If there is one dramatic moment—as opposed to myriad important but mundane events—in the history of lunar science it is the 1984 conference in Kona, Hawaii, in which scientists around the world presented papers on the sole topic of how the Moon originated. What made this conference so remarkable, however, was that a new consensus on the subject emerged through this process of presentation and discussion. Usually, positions are well known prior to any scientific meeting and few scientists change their minds right away. As the author of this outstanding popular history phrased it, “other specialists have to go home and process the new information. Old theories have to be sifted through and reappraised. More papers come out in favor of the new hypothesis, and others come out against it. Eventually, sometimes after many years, a new consensus emerges” (p. 167). Not so at Kona.
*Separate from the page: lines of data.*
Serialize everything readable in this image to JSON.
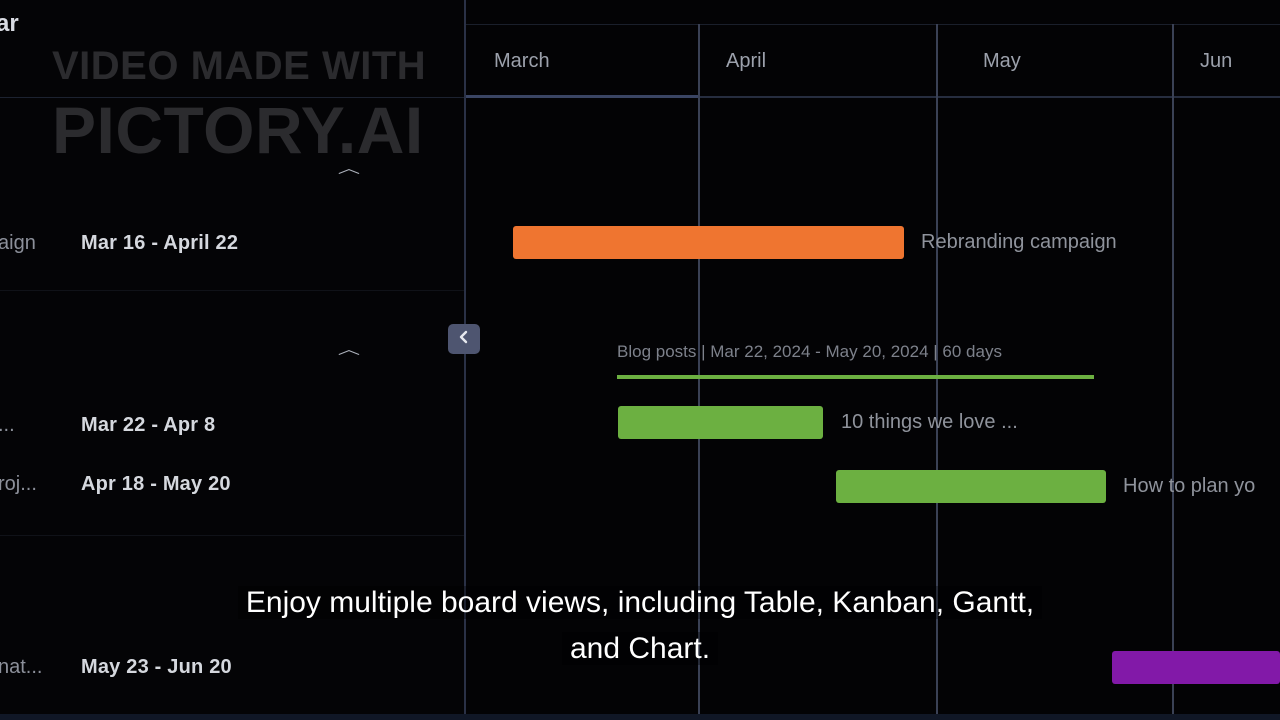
{
  "left_panel": {
    "title_fragment": "ar",
    "tasks": [
      {
        "name": "aign",
        "dates": "Mar 16 - April 22"
      },
      {
        "name": "...",
        "dates": "Mar 22 - Apr 8"
      },
      {
        "name": "roj...",
        "dates": "Apr 18 - May 20"
      },
      {
        "name": "nat...",
        "dates": "May 23 - Jun 20"
      }
    ]
  },
  "timeline": {
    "months": [
      "March",
      "April",
      "May",
      "Jun"
    ],
    "bars": [
      {
        "label": "Rebranding campaign",
        "color": "#ef7530"
      },
      {
        "label": "10 things we love ...",
        "color": "#6cb041"
      },
      {
        "label": "How to plan yo",
        "color": "#6cb041"
      },
      {
        "label": "",
        "color": "#8219a8"
      }
    ],
    "group": {
      "label": "Blog posts | Mar 22, 2024 - May 20, 2024 | 60 days",
      "color": "#6cb041"
    }
  },
  "watermark": {
    "line1": "VIDEO MADE WITH",
    "line2": "PICTORY.AI"
  },
  "caption": {
    "line1": "Enjoy multiple board views, including Table, Kanban, Gantt,",
    "line2": "and Chart."
  },
  "icons": {
    "collapse": "chevron-left-icon",
    "group_toggle": "chevron-up-icon"
  },
  "colors": {
    "background": "#030305",
    "accent": "#4e5570"
  }
}
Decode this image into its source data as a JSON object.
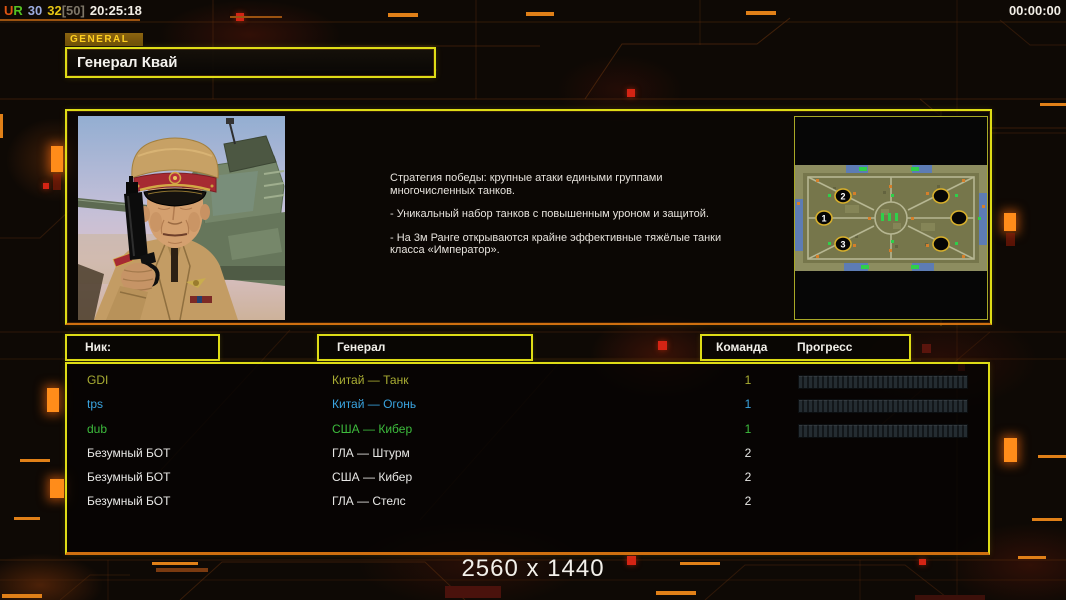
{
  "statusbar": {
    "u": "U",
    "r": "R",
    "n1": "30",
    "n2": "32",
    "n3": "[50]",
    "clock": "20:25:18",
    "timer": "00:00:00"
  },
  "header": {
    "tab": "GENERAL",
    "title": "Генерал Квай"
  },
  "info": {
    "p1": "Стратегия победы: крупные атаки едиными группами\n многочисленных танков.",
    "p2": "- Уникальный набор танков с повышенным уроном и защитой.",
    "p3": "- На 3м Ранге открываются крайне эффективные тяжёлые танки\n класса «Император»."
  },
  "minimap": {
    "spawn_top": "2",
    "spawn_mid": "1",
    "spawn_bottom": "3"
  },
  "roster": {
    "header_nick": "Ник:",
    "header_general": "Генерал",
    "header_team": "Команда",
    "header_progress": "Прогресс",
    "rows": [
      {
        "nick": "GDI",
        "general": "Китай — Танк",
        "team": "1",
        "color": "#a9ad33",
        "loading": true
      },
      {
        "nick": "tps",
        "general": "Китай — Огонь",
        "team": "1",
        "color": "#3aa4e0",
        "loading": true
      },
      {
        "nick": "dub",
        "general": "США — Кибер",
        "team": "1",
        "color": "#3dbc3d",
        "loading": true
      },
      {
        "nick": "Безумный БОТ",
        "general": "ГЛА — Штурм",
        "team": "2",
        "color": "#e8e8e6",
        "loading": false
      },
      {
        "nick": "Безумный БОТ",
        "general": "США — Кибер",
        "team": "2",
        "color": "#e8e8e6",
        "loading": false
      },
      {
        "nick": "Безумный БОТ",
        "general": "ГЛА — Стелс",
        "team": "2",
        "color": "#e8e8e6",
        "loading": false
      }
    ]
  },
  "footer": {
    "resolution": "2560 x 1440"
  },
  "colors": {
    "border_yellow": "#dedc16",
    "accent_orange": "#e07818",
    "tab_text": "#ffd020"
  }
}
The consensus on the origins of the Moon that came about there has enjoyed remarkable exceptional staying power since.
The Big Splat: Or How Our Moon Came to Be by Dana Mackenzie is a concise and exceptionally readable account of how a significant but divisive scientific question came to be settled through the investigation of the Moon made possible by sending human and robotic missions there in the 1960s and 1970s. The Kona conference established a consensus in favor of a theory of origins known as the “big whack,” or “big splat.” Two scientists working independently, William Hartmann and Alastair Cameron, first advanced the theory in 1974 that the Moon had been formed by debris from a massive collision with the Earth about 4.6 billion years ago. This theory was predicated on the study of lunar rock and soil samples returned from the Moon by the Apollo astronauts, and over the course of the next decade further analysis allowed scientists to resolve most of the questions plaguing other theories of lunar origin by applying the “big splat” hypothesis.
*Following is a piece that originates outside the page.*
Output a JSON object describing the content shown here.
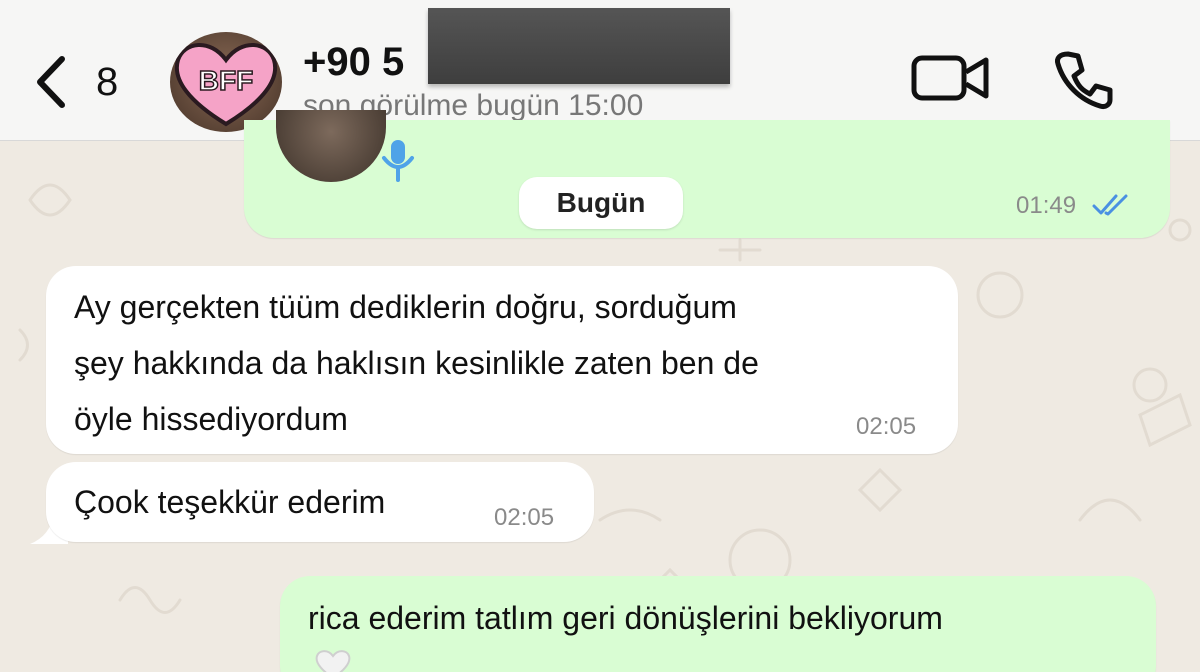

So contentious had the question of lunar origins been prior to the Apollo program, as Mackenzie shows, that many scientists just threw up their hands in frustration at ever being able to develop a reasonable hypothesis. Confusion ruled among scientists about the Moon’s origin as competing schools battled among themselves for dominance of their particular viewpoint in the textbooks. Indeed, some expressed concern that determining the Moon’s origins should be the single most significant scientific objective of Project Apollo, thinking of it as a hopeless objective.
Their concern was legitimate based on what had gone before. Prior to the Apollo missions the origin of the Moon had been a subject of considerable scientific debate and careers had risen and fallen on championing one or another theory. Prior to the 1960s there had been three principal theories:
- Co-accretion—a theory which asserted that the Moon and the Earth formed at the same time from the Solar Nebula.
- Fission—a theory that asserted that the Moon split off from the Earth.
- Capture—a theory that held that the Moon formed elsewhere and was subsequently drawn into orbit around the Earth.
The data supporting these various theories had been developed to an amazingly fine point over time but none of these theories actually explained enough open questions to convince a majority of planetary scientists.
As Mackenzie recounts in The Big Splat, the new and detailed information from the Moon rocks pointed toward an impact theory–which suggested that the Earth had collided with a very large object (as big as Mars and named after the fact “Theia”)–and that the Moon formed from the ejected material. This proved to be a theory that fit the fact that although the Earth has a large iron core the Moon does not, because the debris blown out of both the Earth and the impactor would have come from iron-depleted, rocky mantles. Also lending credence to this theory, although the Earth has a mean density of 5.5 grams/cubic centimeter the Moon’s density is only 3.3 g/cc, which would be the case were it to lack iron, as it does. The Moon has exactly the same oxygen isotope composition as the Earth, whereas Mars rocks and meteorites from other parts of the Solar System have different oxygen isotope compositions. While there were some details to this theory that have yet to be worked out, the impact theory came out as the consensus at the Kona conference and is now widely accepted. In the end, further research will be required but all evidence to date seems to fit into the confines of this giant impact theory.
The Big Splat also offers a wonderful affirmation of the scientific method as a self-correcting system of knowledge. Clinging to the marketplace of ideas, it insists that practitioners explicate their theories in a manner that is rigorous, peer-reviewed, and replicable. In all cases, the mode of science is to seek to disprove or at least modify these new theories. Doing so helps to self-correct the state of knowledge, and there is no higher calling in science. Of course, this road to scientific understanding is rugged and winding, and The Big Splat states this well in the context of lunar origins. What we learn is that scientific understanding is infinitely more complex, convoluted, interesting, and significant than most popular conceptions allow. Dana Mackenzie is to be commended for showing this process in detail and in so doing restates the positive nature of the process. Apply this case study to the major scientific debates of the present, of which there are many, and it is apparent that there are few easy answers.
Dana Mackenzie has written as fascinating detective story in which scientists act as Sherlock Holmes deciphering discreet but imperfect clues to piece together the set of incidents that led to the formation of the Moon. The Big Splat is a wonderfully written science story. It will be of interest to historians, non-specialist readers, and students of all types.